One of the most frequent questions we get (often whispered after everyone else has left the physical or virtual room) is “How do I help my team handle burnout at work?” Closely followed by an even more quiet whisper, “And what if I’m the one feeling burned out?”
That’s why I was so excited to talk with Jennifer Moss, author of The Burnout Epidemic on my #askingforafriend show to talk about burnout at work, why it happens, and how to address it from an organizational, team, and personal perspective.
What Causes Burnout at Work?
Jennifer shares six main causes of burnout at work
- Excessive workload
- Perceived lack of control
- Lack of recognition
- Poor relationships
- Lack of fairness
- Values mismatch
2:15 Jennifer, what has been a source of strength and inspiration for you over these last couple of years?
Dialing back the activity and slowing down has been very healthy.
- Burnout is sometimes defined as Institutional stress left unmanaged.
- You cannot fix burnout with self-care alone.
- Because the root causes of burnout are institutional, we need to attack the problems much earlier on (“upstream”), looking at societal issues such as leave policies in order to fix challenges. This may mean changing policies to cover non-traditional needs (i.e. parental leave not just for births or bereavement leave for losses beyond the immediate family) and designing policies to meet people where they are at.
- It’s very challenging to encourage people to take breaks when there is so much work because of turnover.
- This may not be the time to have rapid growth acceleration goals or stretch goals.
- Decrease workload by increments.
- Reduce inefficiencies.
- Train more strategically to streamline and save time.
- Encourage lots of communication between team members and leadership.
- We are still acting like we were when the emergency started. There has been a large increase in meetings, chats, and emails.
- Change the expectations of who should be at meetings, how long they need to stay in the meeting, and make meetings more actionable.
- Determine what communications are really needed.
Not being invited to a meeting isn’t a slight – it’s a gift.
- Ask your team before deciding on certain policies or benefits:
- “How much do you want to be in the office?”
- “Do you enjoy the holiday parties or not?”
- “Is yoga with the boss comfortable?”
- “Are virtual happy hours really beneficial or is it one more thing to do?”
- Also, be careful not to be tone-deaf (i.e. fitness challenges when there are people less physically able to participate.)

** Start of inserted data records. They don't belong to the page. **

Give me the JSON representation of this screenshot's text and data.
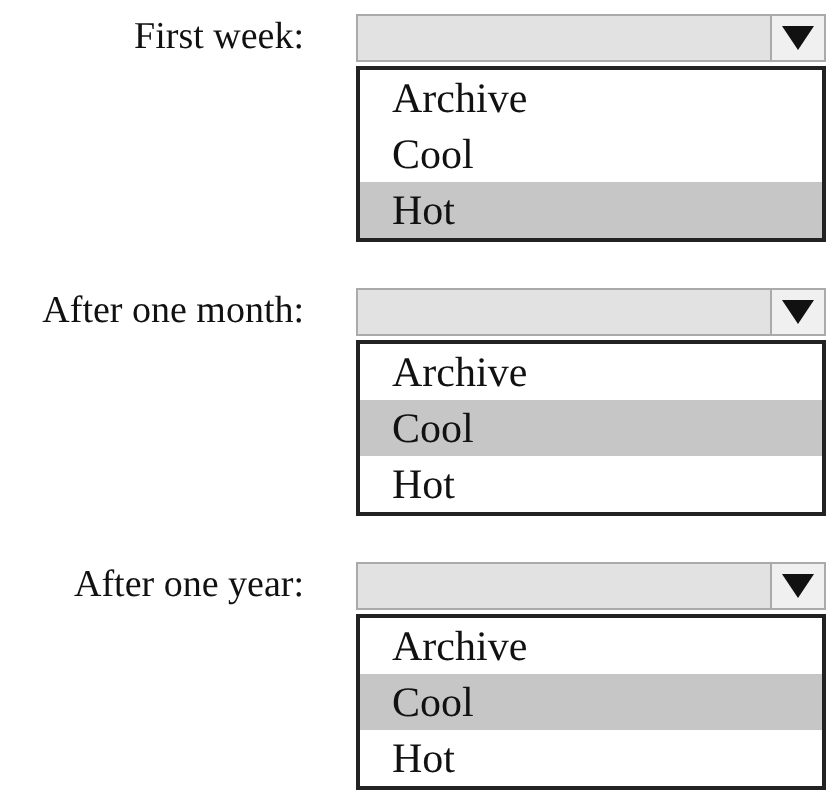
{
  "groups": [
    {
      "label": "First week:",
      "items": [
        {
          "label": "Archive",
          "selected": false
        },
        {
          "label": "Cool",
          "selected": false
        },
        {
          "label": "Hot",
          "selected": true
        }
      ]
    },
    {
      "label": "After one month:",
      "items": [
        {
          "label": "Archive",
          "selected": false
        },
        {
          "label": "Cool",
          "selected": true
        },
        {
          "label": "Hot",
          "selected": false
        }
      ]
    },
    {
      "label": "After one year:",
      "items": [
        {
          "label": "Archive",
          "selected": false
        },
        {
          "label": "Cool",
          "selected": true
        },
        {
          "label": "Hot",
          "selected": false
        }
      ]
    }
  ]
}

- Remember that a committee planning wellness/culture initiatives are not just for deciding – it should be about asking.
Frequent, consistent, active listening is key.
- Burnout was first defined as “caregiver syndrome.”
- Highly engaged workers care so much and therefore can be extremely stressed.
- If you feel like you are no longer getting joy out of your work or are feeling disassociated or cynical, that may be a sign of burnout.
- Overworking people can devalue their passion, which can negatively affect the community and economy as a whole (particularly if their role involves direct service to the community as in healthcare, teaching, etc. and we lose the ability to meet community needs because of a lack of workers.)
67% of people surveyed felt like they could not talk about mental health at work. It’s starting to change. If you don’t feel safe talking about it, see if there are more anonymous means (i.e. telehealth options) by which you can take care of yourself, or decide how long you want to work at that company.
- The social contract with our workplaces is changing, but it’s still a transactional relationship that needs to be mutually beneficial.
- Asking what people need is key. Talk to employees about your role and consider yourself a mental health conduit, even if not a mental health professional.
- Overcommunicate about the tools and options available.
- Spend time with the HR team (who often feel siloed) to learn about options/policies. Give them data that will help them craft healthy policies.
There’s no right way to feel right now. We are in a bit of a healing phase while dealing with uncertainty. It’s time to give ourselves more grace and compassion. Acknowledge that we can’t do it all. Instead, cheer yourself on for making it through another day. Also, give that grace and compassion to others.